Cole Kelley was piloting the drone when it hit the Space Needle, the city attorney’s office said in a news release. Reckless endangerment is a gross misdemeanor and is punishable by up to 364 days in jail and up to a $5,000 fine.

The crash was captured in a video by the drone’s recording device, but didn’t damage the Needle, Space Needle spokesman Dave Mandapat said at the time.

About a half-dozen pyrotechnicians were on the roof when the crash occurred around 2 p.m.

The drone footage shows a panoramic view of Seattle and the city’s waterfront while the drone hovers around the Space Needle, before gaining speed and crashing into the roof.

The drone was turned over to Seattle police, who alerted the Federal Aviation Administration (FAA).  Police allege that Kelly violated FAA rules since he flew the drone above 400 feet.

“One of the drone’s spinning blades was dangerously near wiring from one of the [pyrotechnics] boxes, one motor was well wrapped up in the strap, one blade had shattered, and the drone itself was kicking around threatening the wiring of the pyrotechnic devices,” the news release says.

The release did not say whether any of the pyrotechnicians were injured during the incident, but says that “simply being struck from this size of drone” could harm someone. According to information provided by the drone’s manufacturer to the police, the drone weighs almost 7 pounds and can fly almost 50 mph.

The drone strike is one of several drone-related incidents in the city in the past few years.

In June 2014, a woman told police she saw a drone hovering outside her downtown high-rise while she was topless. The drone owner was a Portland-based aerial photographer.

The following month, Space Needle security called police after guests reported seeing a small drone possibly crash into an observation-deck window. There was no damage to the Needle.

At the city’s annual 2015 Pride Parade in June, a drone weighing about 2 pounds crashed into a downtown building and then struck a 25-year-old woman in the head.

The aircraft’s operator in that incident was charged with reckless endangerment.

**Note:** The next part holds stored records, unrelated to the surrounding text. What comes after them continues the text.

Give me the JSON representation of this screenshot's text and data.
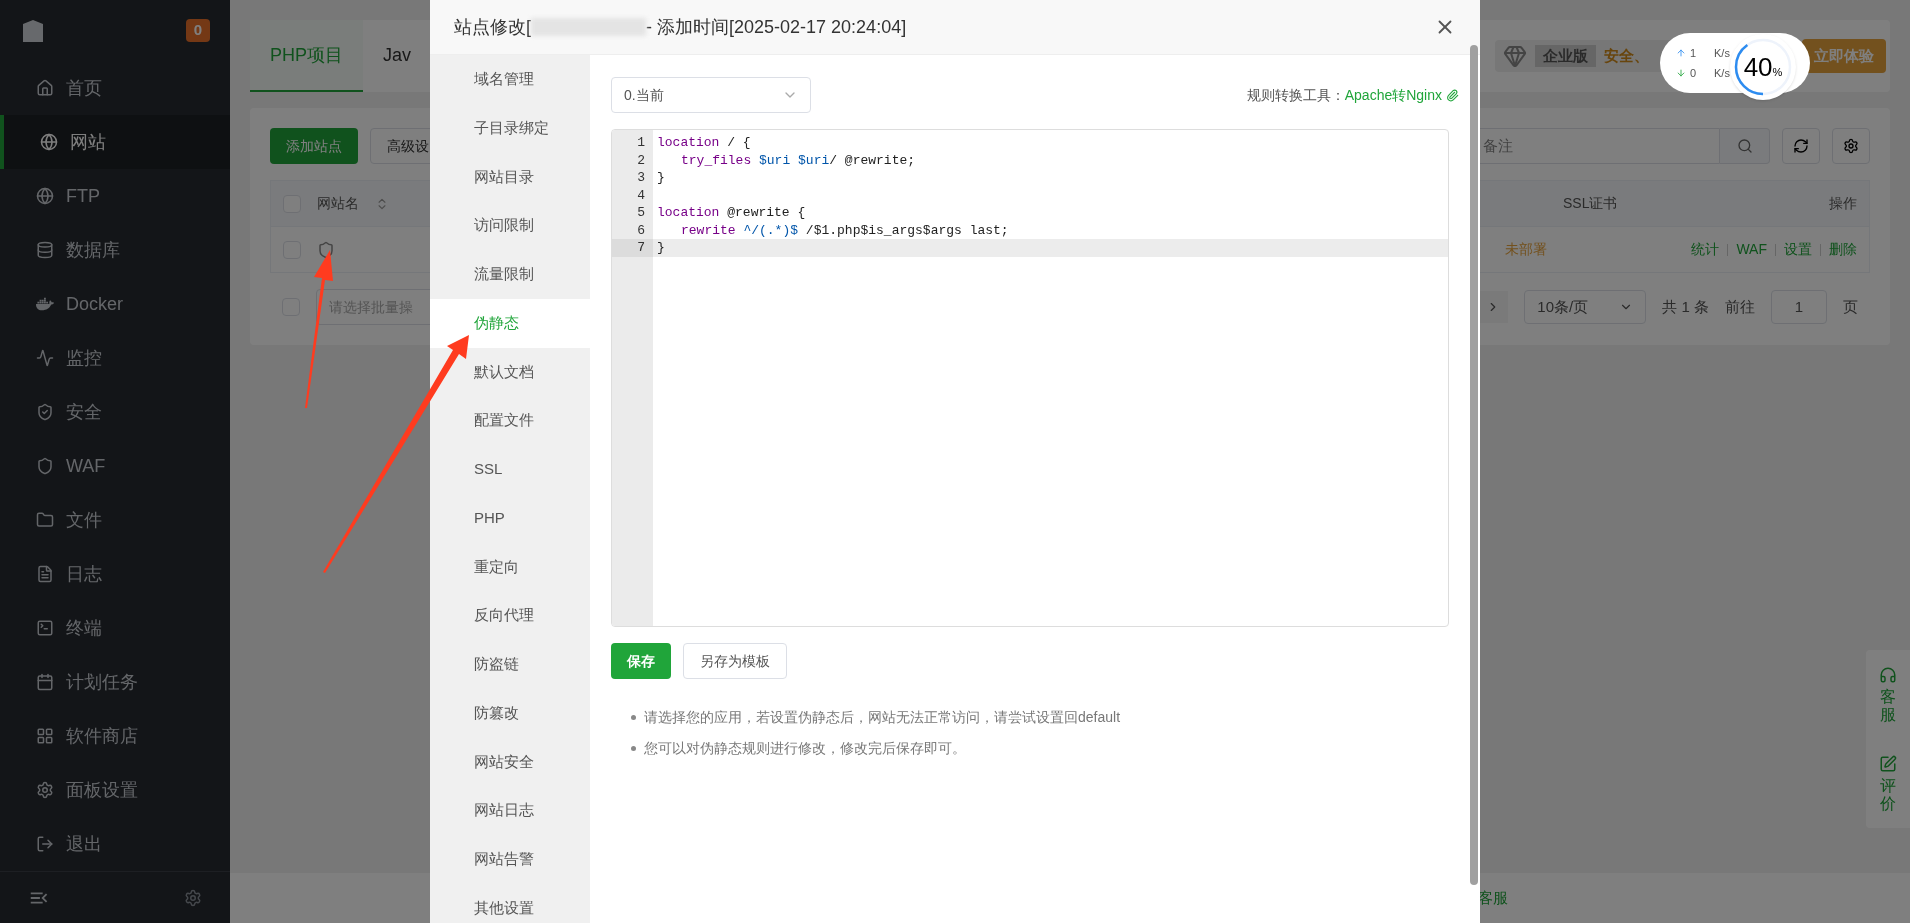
{
  "sidebar": {
    "badge": "0",
    "items": [
      {
        "label": "首页",
        "selected": false
      },
      {
        "label": "网站",
        "selected": true
      },
      {
        "label": "FTP",
        "selected": false
      },
      {
        "label": "数据库",
        "selected": false
      },
      {
        "label": "Docker",
        "selected": false
      },
      {
        "label": "监控",
        "selected": false
      },
      {
        "label": "安全",
        "selected": false
      },
      {
        "label": "WAF",
        "selected": false
      },
      {
        "label": "文件",
        "selected": false
      },
      {
        "label": "日志",
        "selected": false
      },
      {
        "label": "终端",
        "selected": false
      },
      {
        "label": "计划任务",
        "selected": false
      },
      {
        "label": "软件商店",
        "selected": false
      },
      {
        "label": "面板设置",
        "selected": false
      },
      {
        "label": "退出",
        "selected": false
      }
    ]
  },
  "page": {
    "tabs": [
      {
        "label": "PHP项目",
        "selected": true
      },
      {
        "label": "Jav",
        "selected": false
      }
    ],
    "promo": {
      "badge": "企业版",
      "text": "安全、",
      "button": "立即体验"
    },
    "toolbar": {
      "buttons": [
        "添加站点",
        "高级设"
      ],
      "search_placeholder": "备注"
    },
    "table": {
      "all_checked": false,
      "columns": [
        "网站名",
        "SSL证书",
        "操作"
      ],
      "rows": [
        {
          "checked": false,
          "ssl": "未部署",
          "actions": [
            "统计",
            "WAF",
            "设置",
            "删除"
          ]
        }
      ]
    },
    "pagination": {
      "checked": false,
      "batch_placeholder": "请选择批量操",
      "page_size": "10条/页",
      "total": "共 1 条",
      "goto_label": "前往",
      "page": "1",
      "page_suffix": "页"
    },
    "footer_link": "客服"
  },
  "float_panel": [
    {
      "kind": "support",
      "label": "客服"
    },
    {
      "kind": "review",
      "label": "评价"
    }
  ],
  "net_widget": {
    "up": "1",
    "down": "0",
    "up_unit": "K/s",
    "down_unit": "K/s",
    "load": "40",
    "percent": "%",
    "level": 0.4
  },
  "modal": {
    "title_prefix": "站点修改[",
    "title_suffix": "- 添加时间[2025-02-17 20:24:04]",
    "nav": [
      {
        "label": "域名管理",
        "selected": false
      },
      {
        "label": "子目录绑定",
        "selected": false
      },
      {
        "label": "网站目录",
        "selected": false
      },
      {
        "label": "访问限制",
        "selected": false
      },
      {
        "label": "流量限制",
        "selected": false
      },
      {
        "label": "伪静态",
        "selected": true
      },
      {
        "label": "默认文档",
        "selected": false
      },
      {
        "label": "配置文件",
        "selected": false
      },
      {
        "label": "SSL",
        "selected": false
      },
      {
        "label": "PHP",
        "selected": false
      },
      {
        "label": "重定向",
        "selected": false
      },
      {
        "label": "反向代理",
        "selected": false
      },
      {
        "label": "防盗链",
        "selected": false
      },
      {
        "label": "防篡改",
        "selected": false
      },
      {
        "label": "网站安全",
        "selected": false
      },
      {
        "label": "网站日志",
        "selected": false
      },
      {
        "label": "网站告警",
        "selected": false
      },
      {
        "label": "其他设置",
        "selected": false
      }
    ],
    "version_select": "0.当前",
    "tool_label": "规则转换工具：",
    "tool_link": "Apache转Nginx",
    "code": [
      {
        "number": "1",
        "selected": false,
        "indented": false,
        "tokens": [
          {
            "kind": "keyword",
            "text": "location"
          },
          {
            "kind": "plain",
            "text": " / {"
          }
        ]
      },
      {
        "number": "2",
        "selected": false,
        "indented": true,
        "tokens": [
          {
            "kind": "keyword",
            "text": "try_files"
          },
          {
            "kind": "variable",
            "text": " $uri"
          },
          {
            "kind": "variable",
            "text": " $uri"
          },
          {
            "kind": "plain",
            "text": "/ @rewrite;"
          }
        ]
      },
      {
        "number": "3",
        "selected": false,
        "indented": false,
        "tokens": [
          {
            "kind": "plain",
            "text": "}"
          }
        ]
      },
      {
        "number": "4",
        "selected": false
      },
      {
        "number": "5",
        "selected": false,
        "indented": false,
        "tokens": [
          {
            "kind": "keyword",
            "text": "location"
          },
          {
            "kind": "plain",
            "text": " @rewrite {"
          }
        ]
      },
      {
        "number": "6",
        "selected": false,
        "indented": true,
        "tokens": [
          {
            "kind": "keyword",
            "text": "rewrite"
          },
          {
            "kind": "variable",
            "text": " ^/(.*)$"
          },
          {
            "kind": "plain",
            "text": " /$1.php$is_args$args last;"
          }
        ]
      },
      {
        "number": "7",
        "selected": true,
        "indented": false,
        "tokens": [
          {
            "kind": "plain",
            "text": "}"
          }
        ]
      }
    ],
    "buttons": [
      {
        "kind": "primary",
        "label": "保存"
      },
      {
        "kind": "default",
        "label": "另存为模板"
      }
    ],
    "tips": [
      "请选择您的应用，若设置伪静态后，网站无法正常访问，请尝试设置回default",
      "您可以对伪静态规则进行修改，修改完后保存即可。"
    ]
  }
}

In November that year, less than two miles away, a flying drone hit the giant Ferris wheel near downtown Seattle’s waterfront. No injuries or damages were reported.